> [Task input]
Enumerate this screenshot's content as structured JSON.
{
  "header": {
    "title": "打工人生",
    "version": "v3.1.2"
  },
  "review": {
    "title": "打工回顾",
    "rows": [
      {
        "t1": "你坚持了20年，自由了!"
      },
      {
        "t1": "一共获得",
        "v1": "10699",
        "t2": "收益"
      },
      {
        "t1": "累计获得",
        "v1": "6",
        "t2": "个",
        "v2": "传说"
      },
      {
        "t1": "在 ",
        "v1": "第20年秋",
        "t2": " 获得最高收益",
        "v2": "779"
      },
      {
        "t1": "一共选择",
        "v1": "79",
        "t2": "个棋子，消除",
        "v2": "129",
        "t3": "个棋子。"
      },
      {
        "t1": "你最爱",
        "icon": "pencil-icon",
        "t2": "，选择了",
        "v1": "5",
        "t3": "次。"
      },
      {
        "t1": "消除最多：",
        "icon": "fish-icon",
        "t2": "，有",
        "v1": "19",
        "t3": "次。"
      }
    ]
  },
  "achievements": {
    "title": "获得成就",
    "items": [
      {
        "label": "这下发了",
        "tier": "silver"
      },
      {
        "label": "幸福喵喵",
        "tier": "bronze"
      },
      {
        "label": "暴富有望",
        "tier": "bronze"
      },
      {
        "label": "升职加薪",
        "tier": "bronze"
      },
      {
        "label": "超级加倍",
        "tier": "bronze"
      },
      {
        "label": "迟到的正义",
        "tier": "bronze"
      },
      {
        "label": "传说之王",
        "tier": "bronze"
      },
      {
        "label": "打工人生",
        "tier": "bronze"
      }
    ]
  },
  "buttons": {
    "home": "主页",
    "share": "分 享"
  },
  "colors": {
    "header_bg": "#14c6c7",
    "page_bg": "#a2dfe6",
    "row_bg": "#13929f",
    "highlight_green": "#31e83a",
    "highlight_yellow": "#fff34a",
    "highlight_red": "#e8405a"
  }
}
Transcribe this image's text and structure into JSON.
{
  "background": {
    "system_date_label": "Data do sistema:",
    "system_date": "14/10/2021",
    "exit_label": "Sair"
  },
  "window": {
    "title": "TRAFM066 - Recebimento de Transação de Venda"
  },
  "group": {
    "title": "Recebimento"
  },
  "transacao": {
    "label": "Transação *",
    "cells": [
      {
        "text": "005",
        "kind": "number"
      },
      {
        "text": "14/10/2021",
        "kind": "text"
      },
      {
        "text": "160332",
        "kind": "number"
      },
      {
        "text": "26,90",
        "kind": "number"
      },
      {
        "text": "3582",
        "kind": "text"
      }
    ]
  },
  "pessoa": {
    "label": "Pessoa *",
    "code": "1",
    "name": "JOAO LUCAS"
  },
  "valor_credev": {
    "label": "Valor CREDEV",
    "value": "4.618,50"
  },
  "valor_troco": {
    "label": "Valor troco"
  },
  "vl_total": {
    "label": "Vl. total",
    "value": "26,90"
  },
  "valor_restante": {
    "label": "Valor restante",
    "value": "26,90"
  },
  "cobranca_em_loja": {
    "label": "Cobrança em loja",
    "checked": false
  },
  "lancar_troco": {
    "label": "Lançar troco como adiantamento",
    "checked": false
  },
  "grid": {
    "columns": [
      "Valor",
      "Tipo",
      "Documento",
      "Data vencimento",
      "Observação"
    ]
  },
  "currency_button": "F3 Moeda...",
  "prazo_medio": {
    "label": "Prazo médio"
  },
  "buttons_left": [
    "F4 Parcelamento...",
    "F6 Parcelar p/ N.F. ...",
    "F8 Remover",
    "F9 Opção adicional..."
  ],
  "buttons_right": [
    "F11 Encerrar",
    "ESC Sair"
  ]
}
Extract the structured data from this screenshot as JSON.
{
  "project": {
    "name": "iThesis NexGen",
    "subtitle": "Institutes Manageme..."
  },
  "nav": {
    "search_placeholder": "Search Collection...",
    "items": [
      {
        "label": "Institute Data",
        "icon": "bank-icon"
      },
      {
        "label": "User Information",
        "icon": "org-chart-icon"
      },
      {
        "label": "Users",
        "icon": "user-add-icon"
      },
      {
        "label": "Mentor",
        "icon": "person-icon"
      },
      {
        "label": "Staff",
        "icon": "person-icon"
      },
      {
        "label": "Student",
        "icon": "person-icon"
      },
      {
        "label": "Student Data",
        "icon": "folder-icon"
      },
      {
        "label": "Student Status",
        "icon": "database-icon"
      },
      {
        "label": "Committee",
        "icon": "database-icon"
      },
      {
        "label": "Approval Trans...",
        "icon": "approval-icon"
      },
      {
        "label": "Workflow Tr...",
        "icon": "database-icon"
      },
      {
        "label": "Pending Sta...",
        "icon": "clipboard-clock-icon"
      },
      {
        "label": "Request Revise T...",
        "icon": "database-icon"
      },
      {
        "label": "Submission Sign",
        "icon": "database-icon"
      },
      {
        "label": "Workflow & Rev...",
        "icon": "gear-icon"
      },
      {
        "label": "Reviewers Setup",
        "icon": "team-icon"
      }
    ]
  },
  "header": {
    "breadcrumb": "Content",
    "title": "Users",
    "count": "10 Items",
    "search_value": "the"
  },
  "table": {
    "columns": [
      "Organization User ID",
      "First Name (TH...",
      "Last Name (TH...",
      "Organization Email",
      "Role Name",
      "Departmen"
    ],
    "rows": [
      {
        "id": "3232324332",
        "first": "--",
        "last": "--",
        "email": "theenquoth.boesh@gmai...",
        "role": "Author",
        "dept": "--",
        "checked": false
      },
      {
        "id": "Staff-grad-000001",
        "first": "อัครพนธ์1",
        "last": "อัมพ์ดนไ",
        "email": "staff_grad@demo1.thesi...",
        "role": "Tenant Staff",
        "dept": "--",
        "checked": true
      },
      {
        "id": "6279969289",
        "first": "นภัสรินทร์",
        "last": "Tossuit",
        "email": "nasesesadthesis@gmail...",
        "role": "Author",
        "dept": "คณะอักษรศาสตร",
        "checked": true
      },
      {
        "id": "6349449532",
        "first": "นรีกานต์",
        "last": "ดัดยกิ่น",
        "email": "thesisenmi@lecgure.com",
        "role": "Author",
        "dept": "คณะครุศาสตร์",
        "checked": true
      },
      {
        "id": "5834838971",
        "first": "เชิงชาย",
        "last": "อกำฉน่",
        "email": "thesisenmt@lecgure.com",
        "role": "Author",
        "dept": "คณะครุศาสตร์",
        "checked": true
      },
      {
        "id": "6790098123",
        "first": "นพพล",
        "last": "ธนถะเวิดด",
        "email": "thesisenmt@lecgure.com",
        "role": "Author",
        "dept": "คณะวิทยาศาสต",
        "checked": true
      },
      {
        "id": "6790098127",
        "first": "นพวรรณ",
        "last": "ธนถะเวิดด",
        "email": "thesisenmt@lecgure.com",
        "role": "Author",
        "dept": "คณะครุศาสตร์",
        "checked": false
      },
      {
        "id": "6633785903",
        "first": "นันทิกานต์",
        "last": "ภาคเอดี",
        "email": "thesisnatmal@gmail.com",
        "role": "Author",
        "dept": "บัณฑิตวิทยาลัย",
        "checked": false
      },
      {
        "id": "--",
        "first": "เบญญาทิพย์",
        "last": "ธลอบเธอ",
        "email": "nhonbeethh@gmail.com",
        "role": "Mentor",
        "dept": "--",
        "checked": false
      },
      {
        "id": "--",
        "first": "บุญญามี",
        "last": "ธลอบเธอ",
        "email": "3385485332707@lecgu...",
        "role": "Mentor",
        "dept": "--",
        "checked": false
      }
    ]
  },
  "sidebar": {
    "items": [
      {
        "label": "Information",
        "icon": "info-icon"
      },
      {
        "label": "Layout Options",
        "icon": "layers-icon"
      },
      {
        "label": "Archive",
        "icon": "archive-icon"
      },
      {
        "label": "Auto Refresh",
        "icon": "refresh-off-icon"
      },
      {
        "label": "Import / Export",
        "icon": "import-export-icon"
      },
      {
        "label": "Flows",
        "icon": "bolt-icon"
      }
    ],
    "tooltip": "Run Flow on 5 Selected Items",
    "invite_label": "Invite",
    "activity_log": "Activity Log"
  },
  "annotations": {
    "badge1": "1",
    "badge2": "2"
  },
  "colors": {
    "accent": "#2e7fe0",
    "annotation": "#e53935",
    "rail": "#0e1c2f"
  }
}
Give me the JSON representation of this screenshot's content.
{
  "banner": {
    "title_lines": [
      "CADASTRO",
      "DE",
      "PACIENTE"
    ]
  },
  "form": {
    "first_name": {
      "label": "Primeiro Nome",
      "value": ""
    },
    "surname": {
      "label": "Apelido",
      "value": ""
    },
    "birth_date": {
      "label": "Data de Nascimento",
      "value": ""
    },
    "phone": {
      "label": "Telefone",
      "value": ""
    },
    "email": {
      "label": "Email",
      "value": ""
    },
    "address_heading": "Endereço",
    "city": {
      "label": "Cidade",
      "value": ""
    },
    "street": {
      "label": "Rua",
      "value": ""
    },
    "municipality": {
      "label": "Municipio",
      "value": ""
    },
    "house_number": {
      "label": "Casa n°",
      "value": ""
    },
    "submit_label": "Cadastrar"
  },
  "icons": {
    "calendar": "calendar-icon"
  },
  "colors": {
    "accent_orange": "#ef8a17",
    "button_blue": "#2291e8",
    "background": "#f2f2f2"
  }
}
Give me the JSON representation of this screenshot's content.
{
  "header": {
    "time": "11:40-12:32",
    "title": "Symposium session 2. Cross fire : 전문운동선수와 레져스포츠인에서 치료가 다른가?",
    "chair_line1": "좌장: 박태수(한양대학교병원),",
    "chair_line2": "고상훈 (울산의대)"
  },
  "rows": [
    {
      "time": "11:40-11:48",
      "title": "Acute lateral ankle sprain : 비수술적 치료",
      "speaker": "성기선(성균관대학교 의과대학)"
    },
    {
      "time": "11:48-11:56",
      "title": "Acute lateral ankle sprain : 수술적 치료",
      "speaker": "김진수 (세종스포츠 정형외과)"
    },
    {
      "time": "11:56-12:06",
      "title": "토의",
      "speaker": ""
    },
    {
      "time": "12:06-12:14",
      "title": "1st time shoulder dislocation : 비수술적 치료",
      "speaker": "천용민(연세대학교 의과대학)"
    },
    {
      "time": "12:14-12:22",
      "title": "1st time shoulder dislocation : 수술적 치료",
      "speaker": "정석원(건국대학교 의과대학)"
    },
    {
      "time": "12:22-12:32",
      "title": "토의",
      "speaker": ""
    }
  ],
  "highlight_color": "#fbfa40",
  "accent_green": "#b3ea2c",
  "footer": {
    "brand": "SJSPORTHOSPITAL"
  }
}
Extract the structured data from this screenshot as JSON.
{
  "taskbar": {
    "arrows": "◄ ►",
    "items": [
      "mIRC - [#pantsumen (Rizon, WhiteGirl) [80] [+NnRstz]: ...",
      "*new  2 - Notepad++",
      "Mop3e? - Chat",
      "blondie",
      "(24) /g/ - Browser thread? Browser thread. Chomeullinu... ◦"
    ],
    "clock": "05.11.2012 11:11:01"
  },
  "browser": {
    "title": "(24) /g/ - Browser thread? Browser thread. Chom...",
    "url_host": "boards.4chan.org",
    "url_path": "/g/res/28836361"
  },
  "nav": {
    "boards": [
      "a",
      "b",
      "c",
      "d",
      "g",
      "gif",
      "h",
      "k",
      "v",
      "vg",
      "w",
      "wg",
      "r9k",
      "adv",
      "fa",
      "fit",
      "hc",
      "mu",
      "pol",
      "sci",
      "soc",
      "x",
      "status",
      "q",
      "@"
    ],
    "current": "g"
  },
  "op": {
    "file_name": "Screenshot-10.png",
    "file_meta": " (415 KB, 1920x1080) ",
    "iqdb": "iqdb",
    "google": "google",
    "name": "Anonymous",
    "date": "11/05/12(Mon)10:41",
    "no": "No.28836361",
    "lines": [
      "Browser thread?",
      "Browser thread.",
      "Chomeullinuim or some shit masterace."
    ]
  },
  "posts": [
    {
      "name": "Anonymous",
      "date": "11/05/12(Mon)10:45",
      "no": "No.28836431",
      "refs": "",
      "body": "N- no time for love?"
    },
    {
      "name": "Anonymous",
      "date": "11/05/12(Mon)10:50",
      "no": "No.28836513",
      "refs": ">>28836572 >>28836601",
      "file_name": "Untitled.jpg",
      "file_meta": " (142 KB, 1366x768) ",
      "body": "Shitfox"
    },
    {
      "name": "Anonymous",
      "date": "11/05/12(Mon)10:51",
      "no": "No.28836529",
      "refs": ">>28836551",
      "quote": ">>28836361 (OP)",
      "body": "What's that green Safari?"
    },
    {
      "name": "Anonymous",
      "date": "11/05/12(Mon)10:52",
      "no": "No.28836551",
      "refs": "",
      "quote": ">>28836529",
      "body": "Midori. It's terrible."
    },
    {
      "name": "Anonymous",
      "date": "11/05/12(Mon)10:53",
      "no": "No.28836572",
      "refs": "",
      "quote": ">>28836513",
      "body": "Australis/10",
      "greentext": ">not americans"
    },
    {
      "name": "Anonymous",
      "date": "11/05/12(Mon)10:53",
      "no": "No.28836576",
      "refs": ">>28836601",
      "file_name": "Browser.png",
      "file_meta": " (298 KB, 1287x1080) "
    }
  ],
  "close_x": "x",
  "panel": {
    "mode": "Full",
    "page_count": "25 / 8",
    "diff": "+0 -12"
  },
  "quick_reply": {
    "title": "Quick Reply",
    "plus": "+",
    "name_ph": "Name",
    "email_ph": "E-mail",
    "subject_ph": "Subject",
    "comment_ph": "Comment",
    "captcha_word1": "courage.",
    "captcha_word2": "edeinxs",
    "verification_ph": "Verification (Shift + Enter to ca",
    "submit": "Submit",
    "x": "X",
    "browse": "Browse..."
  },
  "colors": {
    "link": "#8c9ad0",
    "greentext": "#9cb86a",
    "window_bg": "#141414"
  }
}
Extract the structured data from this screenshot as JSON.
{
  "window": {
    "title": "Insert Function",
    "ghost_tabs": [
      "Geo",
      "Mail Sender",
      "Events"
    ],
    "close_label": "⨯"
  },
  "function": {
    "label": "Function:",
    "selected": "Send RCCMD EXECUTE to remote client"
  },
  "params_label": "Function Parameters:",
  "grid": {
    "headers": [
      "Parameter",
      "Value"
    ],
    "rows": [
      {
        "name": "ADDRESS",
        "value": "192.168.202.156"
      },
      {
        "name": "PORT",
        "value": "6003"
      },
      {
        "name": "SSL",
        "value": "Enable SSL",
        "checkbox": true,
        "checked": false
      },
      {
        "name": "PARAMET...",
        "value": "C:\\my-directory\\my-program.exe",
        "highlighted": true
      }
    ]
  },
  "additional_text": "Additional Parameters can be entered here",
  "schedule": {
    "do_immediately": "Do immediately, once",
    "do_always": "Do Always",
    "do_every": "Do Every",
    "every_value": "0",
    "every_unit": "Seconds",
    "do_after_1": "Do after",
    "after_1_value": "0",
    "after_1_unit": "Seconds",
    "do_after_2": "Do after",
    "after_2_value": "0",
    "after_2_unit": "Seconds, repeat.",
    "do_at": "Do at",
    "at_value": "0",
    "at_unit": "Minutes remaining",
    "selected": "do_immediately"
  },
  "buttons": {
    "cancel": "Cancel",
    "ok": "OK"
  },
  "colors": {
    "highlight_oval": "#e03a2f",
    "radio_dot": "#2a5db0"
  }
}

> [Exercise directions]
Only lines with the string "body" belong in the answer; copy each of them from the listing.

> [Answer to the exercise]
      "body": "N- no time for love?"
      "body": "Shitfox"
      "body": "What's that green Safari?"
      "body": "Midori. It's terrible."
      "body": "Australis/10",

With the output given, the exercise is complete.